In Japan, where the number of STSS cases recorded annually is usually around 100, data released last week by the National Institute of Infectious Diseases raised some eyebrows: Through August 9, the total has reached 279, a figure that already exceeds the 273 recorded for all of 2014.

Oh, and it gets worse.

With transmission of the bacteria occurring via direct contact or through the exchange of moisture (as in coughing or sneezing), evening tabloid Nikkan Gendai (Aug. 21) ominously says that there is precedent for oral sex to be a cause.

In 2014, Akifumi Nakayama, a professor in the Microbial Sciences department at the Gifu University of Medical Science, contributed a paper for the Japanese Society of Clinical Microbiology introducing one such case in which a male customer from a fuzoku parlor began experiencing incredible pain in his genital area after a blow-job session.

“By the following day, the pain had increased,” wrote Nakayama. “At 9:30 a.m., he was unable to work. After a visit to a local doctor, he was hospitalized.”

Initial symptoms often include swollen limbs, stinging pains in the tongue and throat, and a red rash across the entire body. After an incubation period of between two and five days, a patient’s temperature may exceed 38 degrees centigrade.

In a matter of hours, muscle tissue may then begin to degrade, a symptom which has spurred “flesh-eating bacteria” to be used in media reports describing the affliction. The body may then go into shock and multiple organs could fail. The fatality rate is 30 percent.

In the case described by Nakayama, the patient subsequently suffered impairment of the liver and kidneys. According to the professor, his penis also turned dark red and began to ooze pus.

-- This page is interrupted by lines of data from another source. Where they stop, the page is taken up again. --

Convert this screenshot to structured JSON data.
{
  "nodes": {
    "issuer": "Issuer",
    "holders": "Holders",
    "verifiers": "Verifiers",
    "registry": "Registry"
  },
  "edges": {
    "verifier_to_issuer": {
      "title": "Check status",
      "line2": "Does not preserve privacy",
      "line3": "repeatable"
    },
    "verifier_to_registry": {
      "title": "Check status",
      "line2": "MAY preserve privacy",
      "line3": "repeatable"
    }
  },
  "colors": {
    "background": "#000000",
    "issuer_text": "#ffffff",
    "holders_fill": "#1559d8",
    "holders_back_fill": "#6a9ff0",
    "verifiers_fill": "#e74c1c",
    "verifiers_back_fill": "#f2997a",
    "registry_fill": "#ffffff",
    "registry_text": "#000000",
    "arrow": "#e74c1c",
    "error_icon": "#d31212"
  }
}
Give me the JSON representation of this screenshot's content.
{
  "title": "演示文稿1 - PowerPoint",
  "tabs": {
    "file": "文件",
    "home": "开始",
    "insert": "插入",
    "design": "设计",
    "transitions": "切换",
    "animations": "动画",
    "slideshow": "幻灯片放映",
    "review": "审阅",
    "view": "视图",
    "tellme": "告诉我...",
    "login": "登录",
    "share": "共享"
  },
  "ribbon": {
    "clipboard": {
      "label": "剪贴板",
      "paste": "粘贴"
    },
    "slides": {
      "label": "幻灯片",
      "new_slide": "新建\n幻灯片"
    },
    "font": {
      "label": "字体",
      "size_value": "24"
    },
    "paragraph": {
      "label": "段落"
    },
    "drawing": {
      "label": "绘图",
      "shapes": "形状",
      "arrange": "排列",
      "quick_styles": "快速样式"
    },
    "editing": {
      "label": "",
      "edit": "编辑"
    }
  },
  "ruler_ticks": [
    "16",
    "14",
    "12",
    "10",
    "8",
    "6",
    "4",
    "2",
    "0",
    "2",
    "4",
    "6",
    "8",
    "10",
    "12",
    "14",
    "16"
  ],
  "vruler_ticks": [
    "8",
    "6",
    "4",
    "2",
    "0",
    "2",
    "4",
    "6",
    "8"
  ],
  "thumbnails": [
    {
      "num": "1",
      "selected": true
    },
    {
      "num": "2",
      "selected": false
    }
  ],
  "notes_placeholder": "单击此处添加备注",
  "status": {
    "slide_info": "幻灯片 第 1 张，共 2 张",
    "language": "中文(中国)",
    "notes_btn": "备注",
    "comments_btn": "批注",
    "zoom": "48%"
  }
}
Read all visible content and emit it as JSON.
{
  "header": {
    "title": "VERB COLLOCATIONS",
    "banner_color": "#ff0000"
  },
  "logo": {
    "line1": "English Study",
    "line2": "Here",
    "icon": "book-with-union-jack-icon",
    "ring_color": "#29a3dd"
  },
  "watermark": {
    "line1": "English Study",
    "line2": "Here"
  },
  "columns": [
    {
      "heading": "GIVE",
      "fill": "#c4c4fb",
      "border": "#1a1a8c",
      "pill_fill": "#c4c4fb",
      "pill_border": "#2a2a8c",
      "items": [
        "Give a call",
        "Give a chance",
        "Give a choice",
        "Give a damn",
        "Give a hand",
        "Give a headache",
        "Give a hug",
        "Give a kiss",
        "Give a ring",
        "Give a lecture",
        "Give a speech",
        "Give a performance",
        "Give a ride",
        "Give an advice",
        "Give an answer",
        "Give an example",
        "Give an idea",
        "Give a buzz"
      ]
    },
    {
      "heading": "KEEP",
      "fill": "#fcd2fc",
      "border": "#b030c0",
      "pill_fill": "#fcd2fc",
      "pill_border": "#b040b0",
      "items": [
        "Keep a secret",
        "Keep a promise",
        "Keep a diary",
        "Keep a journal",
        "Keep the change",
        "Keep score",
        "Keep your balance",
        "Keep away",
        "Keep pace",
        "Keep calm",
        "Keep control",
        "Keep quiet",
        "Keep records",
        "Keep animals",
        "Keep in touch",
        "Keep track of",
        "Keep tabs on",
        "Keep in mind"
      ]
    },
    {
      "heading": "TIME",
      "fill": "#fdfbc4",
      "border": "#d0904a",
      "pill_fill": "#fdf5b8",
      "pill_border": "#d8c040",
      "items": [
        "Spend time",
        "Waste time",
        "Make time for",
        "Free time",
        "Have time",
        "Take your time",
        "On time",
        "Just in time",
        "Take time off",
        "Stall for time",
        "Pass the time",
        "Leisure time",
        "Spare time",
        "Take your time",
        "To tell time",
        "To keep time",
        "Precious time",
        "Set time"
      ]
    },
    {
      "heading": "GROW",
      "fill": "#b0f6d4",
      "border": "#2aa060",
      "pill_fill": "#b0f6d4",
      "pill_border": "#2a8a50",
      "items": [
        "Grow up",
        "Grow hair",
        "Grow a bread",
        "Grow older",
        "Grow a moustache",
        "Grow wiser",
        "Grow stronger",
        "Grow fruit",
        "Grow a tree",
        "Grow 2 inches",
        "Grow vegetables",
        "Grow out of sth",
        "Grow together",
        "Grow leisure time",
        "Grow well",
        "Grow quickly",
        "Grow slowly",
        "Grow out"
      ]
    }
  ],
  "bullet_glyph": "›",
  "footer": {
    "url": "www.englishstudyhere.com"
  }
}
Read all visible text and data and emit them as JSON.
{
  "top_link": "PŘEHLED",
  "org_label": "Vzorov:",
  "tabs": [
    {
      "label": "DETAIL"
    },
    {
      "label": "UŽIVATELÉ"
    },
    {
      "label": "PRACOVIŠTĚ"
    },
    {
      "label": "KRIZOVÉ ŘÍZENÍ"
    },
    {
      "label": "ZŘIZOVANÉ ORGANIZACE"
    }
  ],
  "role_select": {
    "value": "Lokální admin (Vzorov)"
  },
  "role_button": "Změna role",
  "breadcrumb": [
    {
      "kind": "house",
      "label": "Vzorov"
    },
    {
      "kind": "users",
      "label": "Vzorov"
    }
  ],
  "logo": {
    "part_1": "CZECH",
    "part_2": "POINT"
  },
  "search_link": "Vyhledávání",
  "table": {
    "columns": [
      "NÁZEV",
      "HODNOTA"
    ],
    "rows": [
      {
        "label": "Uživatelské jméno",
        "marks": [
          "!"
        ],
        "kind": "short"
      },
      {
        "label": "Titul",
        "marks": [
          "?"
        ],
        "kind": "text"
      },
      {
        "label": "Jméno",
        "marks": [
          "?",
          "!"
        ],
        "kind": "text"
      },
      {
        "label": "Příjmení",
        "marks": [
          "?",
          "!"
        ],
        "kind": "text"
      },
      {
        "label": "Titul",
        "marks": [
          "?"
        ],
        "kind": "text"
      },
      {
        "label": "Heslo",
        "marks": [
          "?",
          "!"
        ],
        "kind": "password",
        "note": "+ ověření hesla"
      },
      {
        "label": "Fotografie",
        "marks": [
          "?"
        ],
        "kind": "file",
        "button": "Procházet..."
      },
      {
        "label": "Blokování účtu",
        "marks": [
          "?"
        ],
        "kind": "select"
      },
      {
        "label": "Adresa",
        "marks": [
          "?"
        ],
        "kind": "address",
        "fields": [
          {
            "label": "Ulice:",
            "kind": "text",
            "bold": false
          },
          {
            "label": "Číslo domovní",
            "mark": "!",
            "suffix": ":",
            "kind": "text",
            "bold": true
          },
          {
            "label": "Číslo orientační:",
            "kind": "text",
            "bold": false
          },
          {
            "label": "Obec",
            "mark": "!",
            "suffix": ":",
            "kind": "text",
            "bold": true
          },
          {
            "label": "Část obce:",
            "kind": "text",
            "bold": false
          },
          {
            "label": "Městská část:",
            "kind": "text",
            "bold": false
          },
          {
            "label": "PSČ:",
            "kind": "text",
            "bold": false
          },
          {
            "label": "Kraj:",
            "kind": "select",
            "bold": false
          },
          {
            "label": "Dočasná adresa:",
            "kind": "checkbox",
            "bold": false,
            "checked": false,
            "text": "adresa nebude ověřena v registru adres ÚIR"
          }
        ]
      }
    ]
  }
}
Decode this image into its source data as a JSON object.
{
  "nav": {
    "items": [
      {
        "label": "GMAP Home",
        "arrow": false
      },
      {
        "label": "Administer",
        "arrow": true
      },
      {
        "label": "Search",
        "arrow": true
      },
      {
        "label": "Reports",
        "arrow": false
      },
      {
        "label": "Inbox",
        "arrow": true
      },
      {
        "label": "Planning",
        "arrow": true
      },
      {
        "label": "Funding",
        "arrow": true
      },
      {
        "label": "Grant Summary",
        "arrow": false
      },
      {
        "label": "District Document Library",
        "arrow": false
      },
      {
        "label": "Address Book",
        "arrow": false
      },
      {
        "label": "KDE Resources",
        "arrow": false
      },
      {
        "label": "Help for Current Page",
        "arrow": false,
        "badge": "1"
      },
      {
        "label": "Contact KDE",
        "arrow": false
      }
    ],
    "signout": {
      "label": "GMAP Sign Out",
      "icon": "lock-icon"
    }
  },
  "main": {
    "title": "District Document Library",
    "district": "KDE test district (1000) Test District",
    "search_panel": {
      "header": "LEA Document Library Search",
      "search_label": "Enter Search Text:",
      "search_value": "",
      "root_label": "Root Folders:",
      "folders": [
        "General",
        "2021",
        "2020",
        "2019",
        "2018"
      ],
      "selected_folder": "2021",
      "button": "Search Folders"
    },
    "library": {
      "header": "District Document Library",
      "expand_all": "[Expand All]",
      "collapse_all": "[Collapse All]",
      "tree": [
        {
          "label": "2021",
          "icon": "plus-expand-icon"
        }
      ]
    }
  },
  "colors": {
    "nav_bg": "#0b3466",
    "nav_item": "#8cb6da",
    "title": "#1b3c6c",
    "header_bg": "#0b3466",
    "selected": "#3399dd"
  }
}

For cases involving average streptococcus bacteria, which would not include the “flesh-eating” variety, the treatment is antibiotics. But for STSS cases, the invasive nature of the bacteria requires treatment that goes beyond the administration of such drugs. In the example presented by Nakayama, the man survived after undergoing a surgical treatment in his genital area.

For Tokyo, the metropolis that currently tops Japan with 44 cases, worry not. Nakayama says that the example he presented is a very rare case.

The Ministry of Health, Labour and Welfare also does not seem overly concerned. An official tells TV Asahi (Aug. 18): “From now, we will be monitoring any sign of an outbreak closely.”

Yet Nikkan Gendai advises any reader experiencing unusual symptoms to visit a doctor immediately. (A.T.)

Source: “Ooraru SEX demo kansen chishi-ritsu 30-paasento ‘hitokuibakuteria’ no kyofu,” Nikkan Gendai (Aug. 21, page 5)